— YOUR INSTRUCTIONS —
The answer should consist of each line from the data below that includes "text".

Interface dataset entries:
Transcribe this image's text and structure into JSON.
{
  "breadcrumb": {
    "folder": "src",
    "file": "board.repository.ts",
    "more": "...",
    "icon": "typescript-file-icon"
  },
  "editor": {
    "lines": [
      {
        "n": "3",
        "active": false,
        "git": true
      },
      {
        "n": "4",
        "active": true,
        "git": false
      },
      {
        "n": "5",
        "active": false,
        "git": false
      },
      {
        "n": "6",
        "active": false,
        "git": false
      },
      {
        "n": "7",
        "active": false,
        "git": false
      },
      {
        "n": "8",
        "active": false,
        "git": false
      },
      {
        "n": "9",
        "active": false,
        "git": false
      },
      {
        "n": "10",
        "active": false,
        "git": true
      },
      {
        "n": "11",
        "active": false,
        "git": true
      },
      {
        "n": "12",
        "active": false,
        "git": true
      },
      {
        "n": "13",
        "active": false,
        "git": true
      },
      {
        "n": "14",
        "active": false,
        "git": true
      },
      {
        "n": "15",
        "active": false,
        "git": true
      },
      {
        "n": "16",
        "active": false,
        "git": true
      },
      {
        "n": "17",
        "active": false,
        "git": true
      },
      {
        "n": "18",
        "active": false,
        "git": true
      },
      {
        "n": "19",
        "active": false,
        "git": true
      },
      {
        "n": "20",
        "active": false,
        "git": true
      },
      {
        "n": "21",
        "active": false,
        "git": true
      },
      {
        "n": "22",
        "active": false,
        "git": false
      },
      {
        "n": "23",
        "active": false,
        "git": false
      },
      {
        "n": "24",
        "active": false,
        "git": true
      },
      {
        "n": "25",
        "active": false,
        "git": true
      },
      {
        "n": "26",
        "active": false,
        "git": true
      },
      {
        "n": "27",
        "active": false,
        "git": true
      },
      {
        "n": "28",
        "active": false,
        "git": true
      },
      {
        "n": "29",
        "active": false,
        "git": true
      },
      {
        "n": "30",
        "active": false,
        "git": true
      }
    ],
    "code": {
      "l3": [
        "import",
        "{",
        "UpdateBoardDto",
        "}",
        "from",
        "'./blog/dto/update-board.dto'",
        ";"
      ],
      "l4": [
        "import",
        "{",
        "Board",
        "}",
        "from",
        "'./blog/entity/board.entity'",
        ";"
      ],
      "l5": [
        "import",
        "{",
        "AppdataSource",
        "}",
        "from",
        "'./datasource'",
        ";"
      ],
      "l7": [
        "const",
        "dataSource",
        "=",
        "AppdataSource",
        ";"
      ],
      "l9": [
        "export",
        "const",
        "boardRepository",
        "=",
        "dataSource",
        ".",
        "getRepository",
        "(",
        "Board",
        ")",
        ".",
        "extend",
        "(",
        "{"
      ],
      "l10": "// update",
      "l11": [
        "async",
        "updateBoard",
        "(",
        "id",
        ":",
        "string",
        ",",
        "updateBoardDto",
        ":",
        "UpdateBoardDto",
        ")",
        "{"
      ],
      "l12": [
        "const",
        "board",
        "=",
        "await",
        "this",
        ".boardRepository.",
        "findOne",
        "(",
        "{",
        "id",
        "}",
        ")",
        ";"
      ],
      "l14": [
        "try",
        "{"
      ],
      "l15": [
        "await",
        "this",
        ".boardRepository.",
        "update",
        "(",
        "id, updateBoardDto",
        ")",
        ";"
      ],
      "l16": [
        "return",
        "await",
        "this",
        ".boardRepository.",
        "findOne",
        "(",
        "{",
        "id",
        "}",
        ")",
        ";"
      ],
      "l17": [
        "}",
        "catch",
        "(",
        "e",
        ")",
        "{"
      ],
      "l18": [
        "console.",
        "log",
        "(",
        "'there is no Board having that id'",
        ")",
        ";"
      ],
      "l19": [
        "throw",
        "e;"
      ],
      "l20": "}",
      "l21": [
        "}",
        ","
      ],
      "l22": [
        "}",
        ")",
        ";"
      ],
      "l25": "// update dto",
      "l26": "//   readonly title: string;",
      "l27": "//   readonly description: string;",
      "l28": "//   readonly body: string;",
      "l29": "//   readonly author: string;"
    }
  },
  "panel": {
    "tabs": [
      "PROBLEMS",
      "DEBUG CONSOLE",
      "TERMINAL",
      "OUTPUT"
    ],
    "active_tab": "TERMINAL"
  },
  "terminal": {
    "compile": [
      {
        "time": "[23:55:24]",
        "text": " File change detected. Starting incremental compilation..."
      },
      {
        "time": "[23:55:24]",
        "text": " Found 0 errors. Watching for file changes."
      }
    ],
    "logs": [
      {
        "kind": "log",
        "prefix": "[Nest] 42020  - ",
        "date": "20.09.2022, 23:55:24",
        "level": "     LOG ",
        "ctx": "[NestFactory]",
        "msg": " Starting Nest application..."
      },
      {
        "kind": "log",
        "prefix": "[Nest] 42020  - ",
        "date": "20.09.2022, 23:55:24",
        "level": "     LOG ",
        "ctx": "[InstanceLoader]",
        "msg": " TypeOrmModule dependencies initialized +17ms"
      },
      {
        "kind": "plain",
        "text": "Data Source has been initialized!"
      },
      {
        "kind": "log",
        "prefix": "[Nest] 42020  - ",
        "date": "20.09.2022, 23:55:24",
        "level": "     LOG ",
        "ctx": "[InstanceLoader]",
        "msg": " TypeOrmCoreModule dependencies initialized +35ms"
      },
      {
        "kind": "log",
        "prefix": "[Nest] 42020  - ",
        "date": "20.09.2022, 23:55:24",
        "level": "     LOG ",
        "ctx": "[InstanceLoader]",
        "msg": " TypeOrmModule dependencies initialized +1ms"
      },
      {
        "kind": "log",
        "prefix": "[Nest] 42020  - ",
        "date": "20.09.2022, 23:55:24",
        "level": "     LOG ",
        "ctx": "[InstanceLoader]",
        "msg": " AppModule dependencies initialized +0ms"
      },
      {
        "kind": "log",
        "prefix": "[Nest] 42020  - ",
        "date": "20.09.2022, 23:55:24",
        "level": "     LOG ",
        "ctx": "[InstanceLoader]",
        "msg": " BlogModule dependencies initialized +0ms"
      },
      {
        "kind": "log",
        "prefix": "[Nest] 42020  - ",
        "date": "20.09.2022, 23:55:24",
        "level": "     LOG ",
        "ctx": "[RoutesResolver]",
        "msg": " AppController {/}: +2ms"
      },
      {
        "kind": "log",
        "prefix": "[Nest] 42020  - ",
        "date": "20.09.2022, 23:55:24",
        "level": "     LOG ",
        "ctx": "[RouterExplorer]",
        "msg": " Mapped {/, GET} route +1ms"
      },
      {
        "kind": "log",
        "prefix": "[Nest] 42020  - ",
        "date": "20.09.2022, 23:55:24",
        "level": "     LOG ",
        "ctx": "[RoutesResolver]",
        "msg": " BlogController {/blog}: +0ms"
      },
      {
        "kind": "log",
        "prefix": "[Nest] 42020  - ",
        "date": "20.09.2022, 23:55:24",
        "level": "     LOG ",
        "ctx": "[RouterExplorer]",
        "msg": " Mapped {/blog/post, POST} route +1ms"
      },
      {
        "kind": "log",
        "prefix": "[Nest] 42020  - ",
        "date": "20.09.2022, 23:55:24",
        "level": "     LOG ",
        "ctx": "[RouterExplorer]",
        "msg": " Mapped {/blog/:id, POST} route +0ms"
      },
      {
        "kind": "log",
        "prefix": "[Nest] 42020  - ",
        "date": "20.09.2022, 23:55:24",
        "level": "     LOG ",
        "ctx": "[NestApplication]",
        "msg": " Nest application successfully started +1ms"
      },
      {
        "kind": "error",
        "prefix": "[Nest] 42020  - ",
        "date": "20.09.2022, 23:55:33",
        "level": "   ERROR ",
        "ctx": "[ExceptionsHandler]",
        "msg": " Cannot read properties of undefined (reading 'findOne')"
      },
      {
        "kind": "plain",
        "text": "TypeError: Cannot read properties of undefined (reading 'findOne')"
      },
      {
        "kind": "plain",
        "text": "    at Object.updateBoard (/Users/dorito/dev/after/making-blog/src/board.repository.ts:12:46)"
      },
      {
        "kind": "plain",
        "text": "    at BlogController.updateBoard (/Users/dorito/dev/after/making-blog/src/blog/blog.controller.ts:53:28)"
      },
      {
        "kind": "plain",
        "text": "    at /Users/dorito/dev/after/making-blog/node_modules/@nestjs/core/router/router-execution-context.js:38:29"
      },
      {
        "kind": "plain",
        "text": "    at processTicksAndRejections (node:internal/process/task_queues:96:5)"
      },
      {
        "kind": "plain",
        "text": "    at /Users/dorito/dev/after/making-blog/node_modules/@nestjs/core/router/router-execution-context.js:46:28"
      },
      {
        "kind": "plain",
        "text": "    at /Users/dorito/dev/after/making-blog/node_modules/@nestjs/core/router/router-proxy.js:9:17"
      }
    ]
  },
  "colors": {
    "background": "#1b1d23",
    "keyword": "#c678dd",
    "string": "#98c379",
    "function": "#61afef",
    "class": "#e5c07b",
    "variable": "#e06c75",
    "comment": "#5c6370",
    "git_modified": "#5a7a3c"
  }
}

— RESULT FOR THIS EXERCISE —
Transcribe this image's text and structure into JSON.
        "text": " File change detected. Starting incremental compilation..."
        "text": " Found 0 errors. Watching for file changes."
        "text": "Data Source has been initialized!"
        "text": "TypeError: Cannot read properties of undefined (reading 'findOne')"
        "text": "    at Object.updateBoard (/Users/dorito/dev/after/making-blog/src/board.repository.ts:12:46)"
        "text": "    at BlogController.updateBoard (/Users/dorito/dev/after/making-blog/src/blog/blog.controller.ts:53:28)"
        "text": "    at /Users/dorito/dev/after/making-blog/node_modules/@nestjs/core/router/router-execution-context.js:38:29"
        "text": "    at processTicksAndRejections (node:internal/process/task_queues:96:5)"
        "text": "    at /Users/dorito/dev/after/making-blog/node_modules/@nestjs/core/router/router-execution-context.js:46:28"
        "text": "    at /Users/dorito/dev/after/making-blog/node_modules/@nestjs/core/router/router-proxy.js:9:17"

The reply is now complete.